If you’re a veteran or about to become one, you might want to consider moving to Oklahoma City, Oklahoma. It’s first on Navy Federal Credit Union’s recently released list of The Best Cities After Service, a “unique look at the places best suited for servicemembers to consider living in after leaving the military.”
To create the list, Navy Federal Credit Union, in partnership with Sperling’s Best Places, considered 11 metrics of veteran success and wellness—including income, unemployment rates, and proximity to VA hospitals and military bases—then coupled it with a suite of such quality-of-life measures as affordability, local economy, and access to health resources, colleges and the arts, and more.
The top 10 cities are:
Oklahoma City, Oklahoma
Colorado Springs, Colorado
Washington, D.C., Metropolitan Area
Grand Forks, North Dakota
San Antonio, Texas
Rapid City, South Dakota
“Right now, a number of factors make certain areas of the country ideal for veterans who are moving into civilian life,” said Robert Frick, corporate economist for Navy Federal. “The key factors are where the economic expansion is still going full throttle, which is creating new job and business opportunities for millions of Americans. Personal success is much easier when the economy around you is healthy, and a healthy economy is also a major factor in a better quality of life. The Best Cities After Service list helps veterans find these pockets of prosperity.”
“Oklahoma City earns its top ranking with some of the strongest scores for both veteran-specific metrics and for overall quality-of-life measures,” said Bert Sperling, founder of Sperling’s BestPlaces. “Oklahoma City scored particularly well in the categories of high incomes and income growth for veterans, low unemployment among veterans, and the number of veteran-owned businesses.”

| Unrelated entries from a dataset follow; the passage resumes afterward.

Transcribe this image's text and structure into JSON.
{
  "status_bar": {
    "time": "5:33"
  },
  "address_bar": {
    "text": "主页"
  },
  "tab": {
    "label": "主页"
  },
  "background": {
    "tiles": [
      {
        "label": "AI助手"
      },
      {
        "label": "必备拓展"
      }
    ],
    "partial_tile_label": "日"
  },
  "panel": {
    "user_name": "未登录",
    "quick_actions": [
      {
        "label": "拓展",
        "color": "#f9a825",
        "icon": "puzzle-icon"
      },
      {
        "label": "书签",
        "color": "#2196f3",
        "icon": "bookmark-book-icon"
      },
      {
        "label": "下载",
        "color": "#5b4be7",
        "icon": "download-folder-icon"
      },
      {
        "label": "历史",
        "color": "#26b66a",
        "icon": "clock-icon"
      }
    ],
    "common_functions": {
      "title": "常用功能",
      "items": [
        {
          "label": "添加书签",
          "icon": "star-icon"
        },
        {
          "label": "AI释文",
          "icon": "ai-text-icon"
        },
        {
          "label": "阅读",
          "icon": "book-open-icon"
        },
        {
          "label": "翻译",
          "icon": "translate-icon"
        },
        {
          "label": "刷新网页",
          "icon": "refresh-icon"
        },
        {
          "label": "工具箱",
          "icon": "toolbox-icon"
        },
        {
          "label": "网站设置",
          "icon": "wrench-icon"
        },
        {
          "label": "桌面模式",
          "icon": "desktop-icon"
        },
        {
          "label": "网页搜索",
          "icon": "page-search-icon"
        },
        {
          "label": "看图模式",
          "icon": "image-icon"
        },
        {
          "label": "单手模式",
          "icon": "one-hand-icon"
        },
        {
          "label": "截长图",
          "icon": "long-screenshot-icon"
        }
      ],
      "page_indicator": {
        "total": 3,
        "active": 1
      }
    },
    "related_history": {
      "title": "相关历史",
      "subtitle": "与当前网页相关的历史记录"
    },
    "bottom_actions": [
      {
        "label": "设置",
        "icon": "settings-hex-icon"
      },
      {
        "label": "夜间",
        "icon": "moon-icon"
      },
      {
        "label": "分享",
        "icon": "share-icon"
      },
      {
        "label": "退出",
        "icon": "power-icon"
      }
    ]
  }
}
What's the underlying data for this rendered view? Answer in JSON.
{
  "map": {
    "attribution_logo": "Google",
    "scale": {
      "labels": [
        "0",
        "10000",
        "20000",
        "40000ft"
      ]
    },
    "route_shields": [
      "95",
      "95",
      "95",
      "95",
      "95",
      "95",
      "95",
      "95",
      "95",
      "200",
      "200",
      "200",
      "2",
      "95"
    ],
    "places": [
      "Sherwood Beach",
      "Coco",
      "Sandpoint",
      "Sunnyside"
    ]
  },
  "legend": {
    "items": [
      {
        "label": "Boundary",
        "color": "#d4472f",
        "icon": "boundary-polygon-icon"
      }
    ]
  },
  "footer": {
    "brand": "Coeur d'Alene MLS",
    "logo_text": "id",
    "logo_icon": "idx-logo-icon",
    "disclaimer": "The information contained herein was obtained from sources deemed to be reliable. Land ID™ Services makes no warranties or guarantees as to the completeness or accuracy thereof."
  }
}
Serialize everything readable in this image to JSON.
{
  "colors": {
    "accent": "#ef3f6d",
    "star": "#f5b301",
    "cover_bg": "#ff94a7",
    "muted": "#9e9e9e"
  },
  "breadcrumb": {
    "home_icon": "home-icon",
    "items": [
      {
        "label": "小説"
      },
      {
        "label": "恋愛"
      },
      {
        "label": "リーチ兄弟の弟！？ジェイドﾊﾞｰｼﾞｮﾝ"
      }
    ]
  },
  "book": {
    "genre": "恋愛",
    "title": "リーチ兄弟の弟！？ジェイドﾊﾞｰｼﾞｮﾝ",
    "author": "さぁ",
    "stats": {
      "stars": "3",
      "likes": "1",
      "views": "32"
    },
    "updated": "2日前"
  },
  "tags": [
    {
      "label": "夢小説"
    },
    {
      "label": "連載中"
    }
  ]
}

In continuing with the effort to make its members’ goals its mission, Navy Federal launched Best Cities After Service to make one of life’s biggest decisions a little simpler.